The quillback (Carpiodes cyprinus) is a type of freshwater fish of the sucker family. It grows to 26 in (65 cm) and is deeper-bodied than most suckers, leading to a carplike appearance. It can be distinguished from carp by the lack of barbels around the mouth. Its coloration is silvery and it has large scales. It is called quillback because of the long filament that extends back from the dorsal fin. The species is widely distributed in the eastern and central United States and is found most often in rivers, creeks, and clear lakes where the bottom is loose. It feeds on insect larvae and other organisms in the sediment.

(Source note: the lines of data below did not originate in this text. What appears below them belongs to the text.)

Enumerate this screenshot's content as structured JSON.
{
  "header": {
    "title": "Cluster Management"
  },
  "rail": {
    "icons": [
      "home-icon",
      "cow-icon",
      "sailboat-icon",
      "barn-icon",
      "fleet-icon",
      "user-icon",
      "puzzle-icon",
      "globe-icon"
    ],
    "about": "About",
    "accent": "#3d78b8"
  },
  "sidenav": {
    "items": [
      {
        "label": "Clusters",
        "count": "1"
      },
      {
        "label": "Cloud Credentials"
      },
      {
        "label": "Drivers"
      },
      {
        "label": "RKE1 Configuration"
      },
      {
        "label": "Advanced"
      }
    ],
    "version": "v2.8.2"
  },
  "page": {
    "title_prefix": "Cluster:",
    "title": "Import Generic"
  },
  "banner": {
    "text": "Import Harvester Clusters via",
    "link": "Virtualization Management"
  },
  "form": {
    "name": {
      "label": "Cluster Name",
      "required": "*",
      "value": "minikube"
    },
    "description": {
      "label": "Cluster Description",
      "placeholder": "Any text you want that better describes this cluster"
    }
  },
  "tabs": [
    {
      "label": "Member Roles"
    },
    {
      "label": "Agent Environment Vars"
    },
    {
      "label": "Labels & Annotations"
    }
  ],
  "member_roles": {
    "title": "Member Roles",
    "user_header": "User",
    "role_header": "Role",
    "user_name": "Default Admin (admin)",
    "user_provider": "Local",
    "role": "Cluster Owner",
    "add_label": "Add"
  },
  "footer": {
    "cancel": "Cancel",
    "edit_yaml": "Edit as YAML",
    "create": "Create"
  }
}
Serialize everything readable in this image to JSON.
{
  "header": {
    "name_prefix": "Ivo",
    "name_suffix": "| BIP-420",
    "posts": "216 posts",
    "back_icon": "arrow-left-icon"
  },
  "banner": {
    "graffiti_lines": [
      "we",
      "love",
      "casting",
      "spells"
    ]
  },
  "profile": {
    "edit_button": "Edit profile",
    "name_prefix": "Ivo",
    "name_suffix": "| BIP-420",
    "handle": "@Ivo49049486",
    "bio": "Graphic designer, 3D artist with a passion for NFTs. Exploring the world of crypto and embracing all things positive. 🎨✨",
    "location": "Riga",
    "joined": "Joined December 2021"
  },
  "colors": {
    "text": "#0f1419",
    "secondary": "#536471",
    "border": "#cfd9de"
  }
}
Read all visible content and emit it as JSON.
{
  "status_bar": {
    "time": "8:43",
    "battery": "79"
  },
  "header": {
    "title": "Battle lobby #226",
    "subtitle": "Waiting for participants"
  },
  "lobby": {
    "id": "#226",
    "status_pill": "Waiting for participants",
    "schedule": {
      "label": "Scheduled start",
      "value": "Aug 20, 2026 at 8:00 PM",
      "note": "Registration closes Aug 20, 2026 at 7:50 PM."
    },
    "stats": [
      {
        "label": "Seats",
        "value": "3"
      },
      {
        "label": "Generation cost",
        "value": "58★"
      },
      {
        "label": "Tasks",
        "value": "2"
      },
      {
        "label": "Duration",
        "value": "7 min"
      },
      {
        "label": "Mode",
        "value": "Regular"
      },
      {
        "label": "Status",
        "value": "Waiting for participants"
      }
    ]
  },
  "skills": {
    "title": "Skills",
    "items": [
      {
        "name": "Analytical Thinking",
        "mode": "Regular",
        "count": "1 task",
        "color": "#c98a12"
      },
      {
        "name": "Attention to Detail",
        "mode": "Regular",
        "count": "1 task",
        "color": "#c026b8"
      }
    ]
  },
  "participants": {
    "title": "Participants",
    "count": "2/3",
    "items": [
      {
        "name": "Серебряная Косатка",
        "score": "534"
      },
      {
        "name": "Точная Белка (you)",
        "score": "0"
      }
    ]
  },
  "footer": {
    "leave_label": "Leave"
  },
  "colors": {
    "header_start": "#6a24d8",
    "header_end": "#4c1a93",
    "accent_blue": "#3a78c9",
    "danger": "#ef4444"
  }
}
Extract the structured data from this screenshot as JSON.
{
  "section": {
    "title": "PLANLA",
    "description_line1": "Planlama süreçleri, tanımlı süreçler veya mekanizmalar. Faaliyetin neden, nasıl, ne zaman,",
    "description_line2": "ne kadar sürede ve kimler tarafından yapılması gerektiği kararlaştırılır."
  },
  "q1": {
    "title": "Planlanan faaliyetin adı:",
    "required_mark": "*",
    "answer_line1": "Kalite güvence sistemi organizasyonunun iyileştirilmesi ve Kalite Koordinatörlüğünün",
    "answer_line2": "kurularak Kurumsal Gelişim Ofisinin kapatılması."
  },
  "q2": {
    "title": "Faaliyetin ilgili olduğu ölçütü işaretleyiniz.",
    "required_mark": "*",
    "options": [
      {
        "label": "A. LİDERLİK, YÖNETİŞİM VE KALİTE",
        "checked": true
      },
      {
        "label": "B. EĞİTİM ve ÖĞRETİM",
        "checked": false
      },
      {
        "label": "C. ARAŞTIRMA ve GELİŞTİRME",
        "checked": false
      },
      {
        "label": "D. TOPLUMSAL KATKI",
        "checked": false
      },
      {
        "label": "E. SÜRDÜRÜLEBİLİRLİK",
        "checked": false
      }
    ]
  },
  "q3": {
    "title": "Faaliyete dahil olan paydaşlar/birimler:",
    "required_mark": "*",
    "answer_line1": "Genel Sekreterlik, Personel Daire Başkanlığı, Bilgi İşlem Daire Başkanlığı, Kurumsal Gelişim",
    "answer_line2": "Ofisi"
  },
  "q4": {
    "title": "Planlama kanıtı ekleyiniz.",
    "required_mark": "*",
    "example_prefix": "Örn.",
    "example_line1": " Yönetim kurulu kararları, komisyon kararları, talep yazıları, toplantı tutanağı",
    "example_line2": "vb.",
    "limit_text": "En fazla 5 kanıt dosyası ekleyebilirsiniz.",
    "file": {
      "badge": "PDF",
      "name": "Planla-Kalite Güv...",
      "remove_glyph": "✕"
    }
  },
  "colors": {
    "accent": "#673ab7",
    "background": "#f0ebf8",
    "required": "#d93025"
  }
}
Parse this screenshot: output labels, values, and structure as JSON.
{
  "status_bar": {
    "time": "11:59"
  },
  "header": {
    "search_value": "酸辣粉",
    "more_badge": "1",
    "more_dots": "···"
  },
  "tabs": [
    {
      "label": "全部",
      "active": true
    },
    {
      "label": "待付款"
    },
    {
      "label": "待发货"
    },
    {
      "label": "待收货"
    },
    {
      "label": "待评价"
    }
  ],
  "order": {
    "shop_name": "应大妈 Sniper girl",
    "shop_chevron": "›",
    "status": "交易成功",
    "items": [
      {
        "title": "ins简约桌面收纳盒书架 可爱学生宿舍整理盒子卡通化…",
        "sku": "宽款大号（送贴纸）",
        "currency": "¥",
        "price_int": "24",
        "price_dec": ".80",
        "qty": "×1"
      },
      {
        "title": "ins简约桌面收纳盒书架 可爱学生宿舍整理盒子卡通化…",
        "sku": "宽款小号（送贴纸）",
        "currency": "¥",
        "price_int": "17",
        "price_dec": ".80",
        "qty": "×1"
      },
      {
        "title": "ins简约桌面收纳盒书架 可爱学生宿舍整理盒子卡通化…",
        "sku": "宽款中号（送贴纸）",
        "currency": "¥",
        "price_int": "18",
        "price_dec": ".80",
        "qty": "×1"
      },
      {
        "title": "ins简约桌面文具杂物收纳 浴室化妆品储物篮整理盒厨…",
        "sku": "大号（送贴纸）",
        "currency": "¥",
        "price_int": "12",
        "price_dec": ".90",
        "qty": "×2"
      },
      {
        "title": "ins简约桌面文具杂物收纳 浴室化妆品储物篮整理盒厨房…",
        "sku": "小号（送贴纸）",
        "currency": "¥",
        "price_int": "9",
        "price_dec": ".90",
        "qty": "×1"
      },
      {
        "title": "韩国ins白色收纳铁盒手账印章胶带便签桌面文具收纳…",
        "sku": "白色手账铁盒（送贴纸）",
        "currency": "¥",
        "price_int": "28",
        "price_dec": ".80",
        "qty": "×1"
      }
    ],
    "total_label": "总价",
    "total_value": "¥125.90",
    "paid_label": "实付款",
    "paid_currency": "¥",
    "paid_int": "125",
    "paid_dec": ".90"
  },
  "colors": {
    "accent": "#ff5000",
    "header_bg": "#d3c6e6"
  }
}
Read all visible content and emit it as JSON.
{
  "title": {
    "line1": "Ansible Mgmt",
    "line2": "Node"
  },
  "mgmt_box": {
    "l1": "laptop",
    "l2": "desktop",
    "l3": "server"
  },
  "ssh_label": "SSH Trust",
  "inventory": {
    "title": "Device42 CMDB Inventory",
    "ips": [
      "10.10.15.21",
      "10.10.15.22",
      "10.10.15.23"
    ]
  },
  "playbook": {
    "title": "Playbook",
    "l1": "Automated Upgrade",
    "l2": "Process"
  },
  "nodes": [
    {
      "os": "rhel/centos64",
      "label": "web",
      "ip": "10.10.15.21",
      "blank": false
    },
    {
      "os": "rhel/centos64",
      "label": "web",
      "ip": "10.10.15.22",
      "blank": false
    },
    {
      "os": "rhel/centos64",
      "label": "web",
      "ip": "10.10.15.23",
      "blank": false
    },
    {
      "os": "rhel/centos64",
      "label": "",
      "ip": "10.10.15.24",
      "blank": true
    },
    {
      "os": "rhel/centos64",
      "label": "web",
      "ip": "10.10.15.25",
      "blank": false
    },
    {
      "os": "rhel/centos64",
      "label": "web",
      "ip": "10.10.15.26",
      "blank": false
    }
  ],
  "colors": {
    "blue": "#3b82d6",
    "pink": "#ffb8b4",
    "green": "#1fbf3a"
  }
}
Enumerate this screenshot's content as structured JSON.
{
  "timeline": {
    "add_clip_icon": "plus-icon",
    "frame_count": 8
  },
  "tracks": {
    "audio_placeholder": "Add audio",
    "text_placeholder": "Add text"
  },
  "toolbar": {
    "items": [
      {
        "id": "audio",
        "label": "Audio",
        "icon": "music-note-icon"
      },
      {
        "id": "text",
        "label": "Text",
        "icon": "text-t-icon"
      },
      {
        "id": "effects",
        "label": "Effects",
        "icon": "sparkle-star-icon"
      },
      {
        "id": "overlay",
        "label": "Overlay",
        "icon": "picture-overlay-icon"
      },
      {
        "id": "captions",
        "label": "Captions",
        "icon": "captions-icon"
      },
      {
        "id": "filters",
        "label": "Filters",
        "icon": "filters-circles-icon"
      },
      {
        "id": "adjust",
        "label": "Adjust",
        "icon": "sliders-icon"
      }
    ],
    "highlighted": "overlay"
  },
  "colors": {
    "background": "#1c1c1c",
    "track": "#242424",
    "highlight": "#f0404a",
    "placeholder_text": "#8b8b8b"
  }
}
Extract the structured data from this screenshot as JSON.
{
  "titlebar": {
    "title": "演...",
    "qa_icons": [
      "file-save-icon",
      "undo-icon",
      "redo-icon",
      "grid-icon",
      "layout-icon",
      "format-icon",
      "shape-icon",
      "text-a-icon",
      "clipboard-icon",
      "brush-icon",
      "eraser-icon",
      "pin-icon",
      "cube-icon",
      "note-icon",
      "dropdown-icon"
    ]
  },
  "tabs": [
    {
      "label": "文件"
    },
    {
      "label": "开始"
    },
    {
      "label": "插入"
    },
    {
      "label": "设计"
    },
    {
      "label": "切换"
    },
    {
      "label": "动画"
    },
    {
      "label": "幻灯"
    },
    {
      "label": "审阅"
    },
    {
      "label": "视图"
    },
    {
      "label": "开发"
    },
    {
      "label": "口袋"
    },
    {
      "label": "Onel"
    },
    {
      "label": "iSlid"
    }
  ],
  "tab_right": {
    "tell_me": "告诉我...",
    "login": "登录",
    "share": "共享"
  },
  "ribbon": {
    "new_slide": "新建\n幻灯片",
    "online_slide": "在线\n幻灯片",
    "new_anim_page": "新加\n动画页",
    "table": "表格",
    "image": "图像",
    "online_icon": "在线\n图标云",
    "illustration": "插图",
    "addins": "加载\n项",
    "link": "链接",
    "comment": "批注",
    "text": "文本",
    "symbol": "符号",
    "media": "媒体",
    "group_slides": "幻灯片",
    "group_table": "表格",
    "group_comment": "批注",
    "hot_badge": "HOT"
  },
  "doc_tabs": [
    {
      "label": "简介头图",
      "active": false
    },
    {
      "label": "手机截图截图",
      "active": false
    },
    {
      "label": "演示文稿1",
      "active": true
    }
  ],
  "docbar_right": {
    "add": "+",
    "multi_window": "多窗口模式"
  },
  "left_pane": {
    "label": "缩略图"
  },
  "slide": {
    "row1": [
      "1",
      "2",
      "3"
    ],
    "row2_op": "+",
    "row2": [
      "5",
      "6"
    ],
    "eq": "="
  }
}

The quillback carpsucker is closely related to the highfin carpsucker and the river carpsucker. All three species are rarely caught by anglers due to their feeding habits, but they have been caught occasionally on worms, minnows, and artificial lures. Quillbacks often comprise a large portion of the biomass of warmwater rivers, but they are very difficult to catch with traditional American angling methods.